Work order:
Among the records that follow, how many lines include the string "size"? Only the number is wanted.

Records from a data collection:
⁂

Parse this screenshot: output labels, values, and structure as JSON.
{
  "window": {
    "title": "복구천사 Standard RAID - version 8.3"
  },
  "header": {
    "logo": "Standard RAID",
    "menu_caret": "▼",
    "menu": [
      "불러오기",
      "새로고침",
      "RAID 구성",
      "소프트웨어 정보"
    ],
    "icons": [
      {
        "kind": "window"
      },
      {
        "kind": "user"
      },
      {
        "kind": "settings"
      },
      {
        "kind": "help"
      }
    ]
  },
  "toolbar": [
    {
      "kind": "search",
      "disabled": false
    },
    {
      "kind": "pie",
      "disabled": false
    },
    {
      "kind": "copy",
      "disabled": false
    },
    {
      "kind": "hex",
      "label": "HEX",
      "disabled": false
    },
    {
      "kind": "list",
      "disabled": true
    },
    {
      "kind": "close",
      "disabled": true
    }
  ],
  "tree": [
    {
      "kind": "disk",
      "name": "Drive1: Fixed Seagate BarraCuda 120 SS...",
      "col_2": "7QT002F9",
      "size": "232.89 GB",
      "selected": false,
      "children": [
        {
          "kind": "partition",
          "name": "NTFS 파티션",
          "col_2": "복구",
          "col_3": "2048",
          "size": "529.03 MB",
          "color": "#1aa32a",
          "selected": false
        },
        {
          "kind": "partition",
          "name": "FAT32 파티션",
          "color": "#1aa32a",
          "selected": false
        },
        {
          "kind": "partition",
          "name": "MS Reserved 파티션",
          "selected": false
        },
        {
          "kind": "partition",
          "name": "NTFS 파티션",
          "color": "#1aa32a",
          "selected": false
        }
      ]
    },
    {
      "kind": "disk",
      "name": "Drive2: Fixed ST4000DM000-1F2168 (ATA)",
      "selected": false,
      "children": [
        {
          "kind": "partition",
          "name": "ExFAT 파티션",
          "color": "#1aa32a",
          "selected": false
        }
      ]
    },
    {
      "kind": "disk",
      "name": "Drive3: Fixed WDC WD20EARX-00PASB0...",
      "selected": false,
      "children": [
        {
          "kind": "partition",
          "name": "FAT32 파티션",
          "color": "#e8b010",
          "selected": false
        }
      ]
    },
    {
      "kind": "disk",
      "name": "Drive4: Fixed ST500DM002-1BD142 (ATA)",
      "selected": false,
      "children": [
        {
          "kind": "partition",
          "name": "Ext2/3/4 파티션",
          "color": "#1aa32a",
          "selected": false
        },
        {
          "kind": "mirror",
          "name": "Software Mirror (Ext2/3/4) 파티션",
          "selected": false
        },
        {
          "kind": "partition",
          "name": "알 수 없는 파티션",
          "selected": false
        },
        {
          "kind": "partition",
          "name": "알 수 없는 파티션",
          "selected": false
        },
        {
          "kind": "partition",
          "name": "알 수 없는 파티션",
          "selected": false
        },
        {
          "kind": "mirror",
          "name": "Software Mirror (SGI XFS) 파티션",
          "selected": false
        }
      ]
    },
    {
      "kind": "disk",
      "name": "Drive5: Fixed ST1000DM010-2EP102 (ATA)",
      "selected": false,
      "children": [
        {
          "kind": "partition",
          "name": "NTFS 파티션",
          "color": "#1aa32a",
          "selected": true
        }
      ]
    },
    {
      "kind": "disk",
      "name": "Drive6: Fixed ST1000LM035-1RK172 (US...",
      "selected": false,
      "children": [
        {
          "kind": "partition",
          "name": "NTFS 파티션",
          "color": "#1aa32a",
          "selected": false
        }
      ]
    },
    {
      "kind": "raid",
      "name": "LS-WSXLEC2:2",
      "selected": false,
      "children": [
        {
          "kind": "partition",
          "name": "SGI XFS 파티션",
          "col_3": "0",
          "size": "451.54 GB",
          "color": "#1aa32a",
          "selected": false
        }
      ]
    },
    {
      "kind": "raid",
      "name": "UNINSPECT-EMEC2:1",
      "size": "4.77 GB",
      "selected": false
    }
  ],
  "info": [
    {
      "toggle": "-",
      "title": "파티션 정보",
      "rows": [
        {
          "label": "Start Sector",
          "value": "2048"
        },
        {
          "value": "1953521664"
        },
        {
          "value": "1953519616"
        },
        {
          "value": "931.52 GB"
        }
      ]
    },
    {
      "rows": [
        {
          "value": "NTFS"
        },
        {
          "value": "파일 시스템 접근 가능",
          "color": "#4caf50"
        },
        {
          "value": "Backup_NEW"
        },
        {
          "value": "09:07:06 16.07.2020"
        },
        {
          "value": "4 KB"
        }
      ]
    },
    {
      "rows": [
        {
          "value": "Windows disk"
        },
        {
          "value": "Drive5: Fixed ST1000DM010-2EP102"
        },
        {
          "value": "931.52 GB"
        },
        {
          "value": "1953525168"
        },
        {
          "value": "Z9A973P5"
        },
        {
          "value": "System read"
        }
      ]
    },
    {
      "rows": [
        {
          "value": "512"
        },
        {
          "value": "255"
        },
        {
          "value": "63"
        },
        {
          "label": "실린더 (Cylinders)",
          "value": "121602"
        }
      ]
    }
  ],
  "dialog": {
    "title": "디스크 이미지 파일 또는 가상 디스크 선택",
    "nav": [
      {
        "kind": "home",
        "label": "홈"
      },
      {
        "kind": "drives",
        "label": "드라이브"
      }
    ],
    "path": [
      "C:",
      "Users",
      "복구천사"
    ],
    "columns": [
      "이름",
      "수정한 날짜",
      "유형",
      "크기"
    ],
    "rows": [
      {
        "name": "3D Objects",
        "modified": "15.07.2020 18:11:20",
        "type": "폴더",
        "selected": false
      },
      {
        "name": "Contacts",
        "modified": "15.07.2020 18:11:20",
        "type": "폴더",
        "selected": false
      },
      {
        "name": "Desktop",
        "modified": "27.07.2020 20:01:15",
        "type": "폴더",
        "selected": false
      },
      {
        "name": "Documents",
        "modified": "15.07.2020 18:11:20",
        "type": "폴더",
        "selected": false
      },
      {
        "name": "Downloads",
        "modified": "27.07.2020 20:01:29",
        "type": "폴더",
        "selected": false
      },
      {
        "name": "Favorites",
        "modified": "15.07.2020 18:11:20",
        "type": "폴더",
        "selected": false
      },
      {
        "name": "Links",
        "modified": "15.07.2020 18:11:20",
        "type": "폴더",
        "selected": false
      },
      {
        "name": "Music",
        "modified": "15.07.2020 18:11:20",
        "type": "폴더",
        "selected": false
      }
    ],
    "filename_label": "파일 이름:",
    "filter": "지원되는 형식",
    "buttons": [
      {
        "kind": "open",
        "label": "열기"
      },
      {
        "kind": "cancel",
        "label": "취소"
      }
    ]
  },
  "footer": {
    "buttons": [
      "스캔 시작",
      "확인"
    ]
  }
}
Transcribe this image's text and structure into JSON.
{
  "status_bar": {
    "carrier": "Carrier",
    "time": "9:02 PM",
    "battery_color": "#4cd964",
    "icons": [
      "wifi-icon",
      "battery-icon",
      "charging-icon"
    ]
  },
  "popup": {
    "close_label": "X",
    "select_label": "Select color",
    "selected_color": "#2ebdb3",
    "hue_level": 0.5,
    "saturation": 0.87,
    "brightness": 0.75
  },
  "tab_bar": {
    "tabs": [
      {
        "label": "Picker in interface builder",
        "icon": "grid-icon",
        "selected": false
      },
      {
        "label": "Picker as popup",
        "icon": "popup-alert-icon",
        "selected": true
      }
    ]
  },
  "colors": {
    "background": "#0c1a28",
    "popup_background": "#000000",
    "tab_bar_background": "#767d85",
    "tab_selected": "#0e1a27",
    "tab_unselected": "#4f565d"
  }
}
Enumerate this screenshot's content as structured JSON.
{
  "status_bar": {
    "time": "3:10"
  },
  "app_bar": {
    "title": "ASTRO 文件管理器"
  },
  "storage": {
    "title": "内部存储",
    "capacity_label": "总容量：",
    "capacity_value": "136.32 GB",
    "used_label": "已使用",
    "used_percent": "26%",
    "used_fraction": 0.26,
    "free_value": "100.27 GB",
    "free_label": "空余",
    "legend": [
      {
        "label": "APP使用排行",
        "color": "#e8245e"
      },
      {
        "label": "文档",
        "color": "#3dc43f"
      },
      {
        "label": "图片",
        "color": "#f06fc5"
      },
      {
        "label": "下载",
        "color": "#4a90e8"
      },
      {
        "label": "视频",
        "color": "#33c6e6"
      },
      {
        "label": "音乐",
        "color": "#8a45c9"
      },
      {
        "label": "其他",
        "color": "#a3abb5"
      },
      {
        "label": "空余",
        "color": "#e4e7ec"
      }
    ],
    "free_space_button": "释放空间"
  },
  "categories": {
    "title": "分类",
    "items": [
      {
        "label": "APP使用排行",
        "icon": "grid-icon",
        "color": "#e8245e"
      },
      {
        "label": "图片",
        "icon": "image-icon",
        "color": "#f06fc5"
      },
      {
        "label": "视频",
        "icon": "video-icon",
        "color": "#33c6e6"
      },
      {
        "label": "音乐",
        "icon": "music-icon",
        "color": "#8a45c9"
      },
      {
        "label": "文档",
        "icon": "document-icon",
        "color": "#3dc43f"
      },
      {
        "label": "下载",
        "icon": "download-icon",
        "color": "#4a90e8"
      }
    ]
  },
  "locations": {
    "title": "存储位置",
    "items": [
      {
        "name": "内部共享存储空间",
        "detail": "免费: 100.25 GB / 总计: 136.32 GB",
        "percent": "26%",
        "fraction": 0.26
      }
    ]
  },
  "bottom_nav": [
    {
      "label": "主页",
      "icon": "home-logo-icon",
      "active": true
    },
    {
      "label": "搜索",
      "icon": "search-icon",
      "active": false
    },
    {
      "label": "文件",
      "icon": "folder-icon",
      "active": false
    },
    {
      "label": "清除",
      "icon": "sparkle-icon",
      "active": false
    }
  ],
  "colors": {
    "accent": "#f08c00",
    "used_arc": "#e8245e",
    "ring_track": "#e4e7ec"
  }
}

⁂

Reply to the exercise:
4